Toasting to Profits
The success of the global alcoholic beverage market is nothing short of intoxicating. According to Research and Markets, the world’s largest market research store, the market is expected to experience moderate growth and reach an estimated $1,369.5 billion by 2018. Opportunities aren’t reserved for D-list celebrities hoping to book an appearance at a Vegas nightclub. Plenty of printers are profiting as well—just ask Lance Wilson, vice president of sales and marketing for Labels West Inc.
The Woodinville, Washington-based supplier recently pitched in to help a distributor and its ad agency partner develop a national campaign for a new product launch. Part of the project included an interactive label that featured a rather unique construction.
Here, Wilson shares the thought process behind the promotion and explains how distributors can tap into this explosive market.
Describe a beverage promotion of yours that you consider one of Labels West Inc.’s best.
Lance Wilson (LW): Labels West Inc. worked with a distributor who partnered with an ad agency to develop a national campaign for a large alcohol beverage producer. The campaign was for a nationwide new beverage product launch that involved TV spots, print ads as well as POP pieces placed in retail stores.
What items were featured in this promotion, and what influenced that decision?
LW: The featured item in this promotion was an interactive label.
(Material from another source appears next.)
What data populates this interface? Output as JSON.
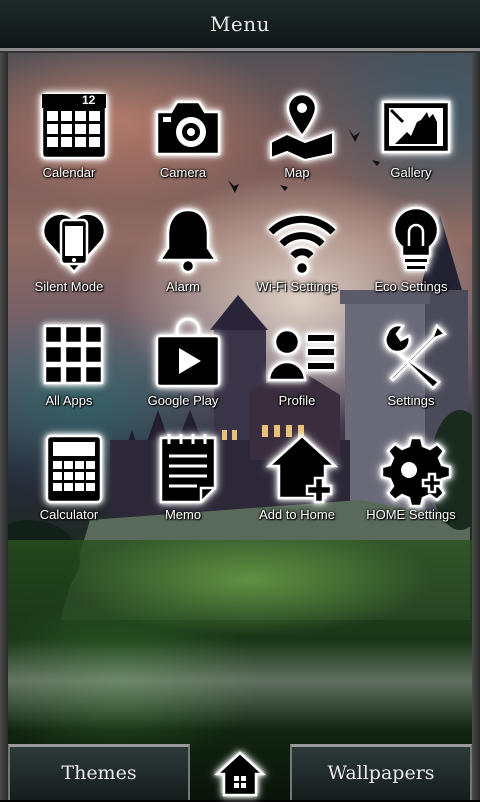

For the new product launch promotion, the consumer had the opportunity to receive a free personal service after purchasing the product. Each six-pack of beverages had a label applied that was designed to encourage further interaction with the consumer. The label featured multi-ply label construction with a unique variable code inside that the consumer could use to redeem online.
How was this a profitable promotion for your company? For your distributor client?
LW: Labels West Inc. was selected to provide the labels due to the complex multi-ply label construction with variable data. This is not a typical commodity item due to the specific manufacturing capabilities required. The unique aspects of this type of label construction provide a good opportunity for distributors to make a decent margin.
Did you encounter any challenges with this particular promotion? If so, how did you overcome them?
LW: This project had some challenges aside from the unique construction of the label. The promotion required that the 500,000 labels be kitted with other promotional items and shipped to approximately 350 locations nationwide. The promotional items included in the kit were all provided by the distributor. The timeline was very tight and arrival dates were critical to the product launch, which had already been promoted in the media. To ensure that the requirements of the project were met, a detailed production schedule was created, extra staff was brought in, and our information technology crew created some changes in our process to automate shipping and packaging requirements.
Is there anything you would like to add?
LW: We would advise distributors to develop an alliance with marketing and advertising firms because these companies typically have established relationships with major brands. Distributors are in the position to be a single source for a wide range of products. They bring print expertise among many different mediums, such as traditional printing, promotional items, apparel, signage and POP pieces.